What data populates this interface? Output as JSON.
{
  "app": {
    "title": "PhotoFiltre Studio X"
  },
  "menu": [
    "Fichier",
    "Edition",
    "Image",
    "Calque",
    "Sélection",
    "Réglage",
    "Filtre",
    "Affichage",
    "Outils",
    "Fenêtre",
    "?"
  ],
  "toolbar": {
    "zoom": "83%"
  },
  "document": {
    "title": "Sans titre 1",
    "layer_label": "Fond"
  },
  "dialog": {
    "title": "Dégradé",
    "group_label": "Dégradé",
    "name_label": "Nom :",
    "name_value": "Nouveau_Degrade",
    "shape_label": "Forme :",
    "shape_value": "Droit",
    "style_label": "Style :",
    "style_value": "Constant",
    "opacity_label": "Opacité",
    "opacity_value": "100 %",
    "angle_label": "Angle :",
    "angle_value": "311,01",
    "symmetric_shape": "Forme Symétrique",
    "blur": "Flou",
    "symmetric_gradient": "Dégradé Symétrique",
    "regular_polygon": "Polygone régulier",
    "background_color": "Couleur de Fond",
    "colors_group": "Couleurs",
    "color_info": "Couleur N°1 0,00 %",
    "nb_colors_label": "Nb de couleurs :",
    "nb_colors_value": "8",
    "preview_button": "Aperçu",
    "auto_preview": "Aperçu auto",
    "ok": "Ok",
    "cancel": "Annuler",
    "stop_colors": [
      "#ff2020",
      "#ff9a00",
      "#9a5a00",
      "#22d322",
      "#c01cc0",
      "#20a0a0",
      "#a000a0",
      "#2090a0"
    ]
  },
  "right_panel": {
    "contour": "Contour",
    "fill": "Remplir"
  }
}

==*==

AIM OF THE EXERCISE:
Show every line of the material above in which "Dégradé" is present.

SOLUTION BELOW:
    "title": "Dégradé",
    "group_label": "Dégradé",
    "symmetric_gradient": "Dégradé Symétrique",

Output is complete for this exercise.